“We went through the design process and as you know Colorado Springs has been in a boom right now so construction costs were very expensive,” he said. “The first estimate we got on this complex was $25 million, so what we did was really went back to the drawing board and changed a number of things.”
The redesign came in at a cost of about $14 million, but Chastain said they are very happy with how it turned out.
“I actually think and everyone involved thinks we got a way better exhibit. We worked very creatively with our team at GE Johnson. They had a crackerjack estimating team that helped us really get to this and the team and the community should be really proud of what GE Johnson was able to do with us here,” he said.
Unlike many zoos, the Cheyenne Mountain Zoo doesn’t receive any tax support, so this exhibit truly is a labor of love.
“The community got more and more excited as we built new projects, and our donors have been fantastic,” Chastain said.
He said the zoo is a gathering place for the community.
“About 40 percent of our people are coming now without kids, so there’s kids of all ages in all of us, and we’re starting to be able to see that,” he said.
It’s an exciting attraction with more exciting things to come.
“Really though the genesis of new concepts starts well before even the finish of the last one, so we’re already talking about what’s next,” Chastain said. “I’m already a year into that thinking. My team is starting to do meetings just now, so that cycle is starting all over again.”
Chastain wouldn’t divulge any specific details about what is next, but he did say the next area they are focusing on is the monkey/bear area and a new gorilla exhibit.

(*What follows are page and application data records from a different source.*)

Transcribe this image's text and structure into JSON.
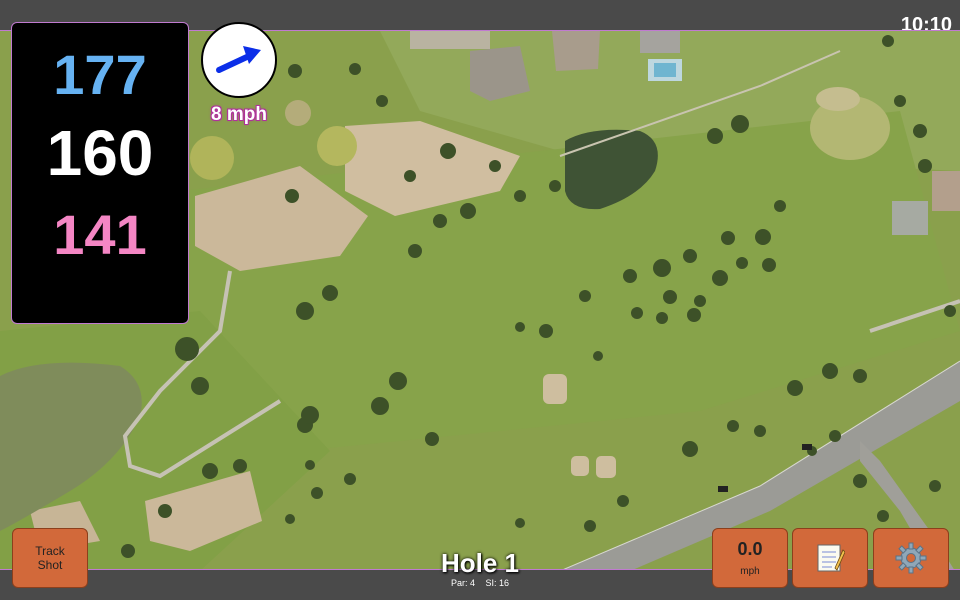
{
  "status": {
    "time": "10:10"
  },
  "distances": {
    "back": "177",
    "center": "160",
    "front": "141"
  },
  "wind": {
    "speed": "8 mph",
    "icon": "wind-direction-arrow-icon"
  },
  "hole": {
    "title": "Hole 1",
    "par": "Par: 4",
    "si": "SI: 16"
  },
  "buttons": {
    "track_shot_line1": "Track",
    "track_shot_line2": "Shot",
    "speed_value": "0.0",
    "speed_unit": "mph",
    "notes_icon": "notepad-icon",
    "settings_icon": "gear-icon"
  },
  "colors": {
    "back_distance": "#66b2f2",
    "center_distance": "#ffffff",
    "front_distance": "#f486c4",
    "button": "#d2693a"
  }
}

He is hopeful that project will be completed by 2025 so it’s ready for the zoo’s centennial celebration in 2026.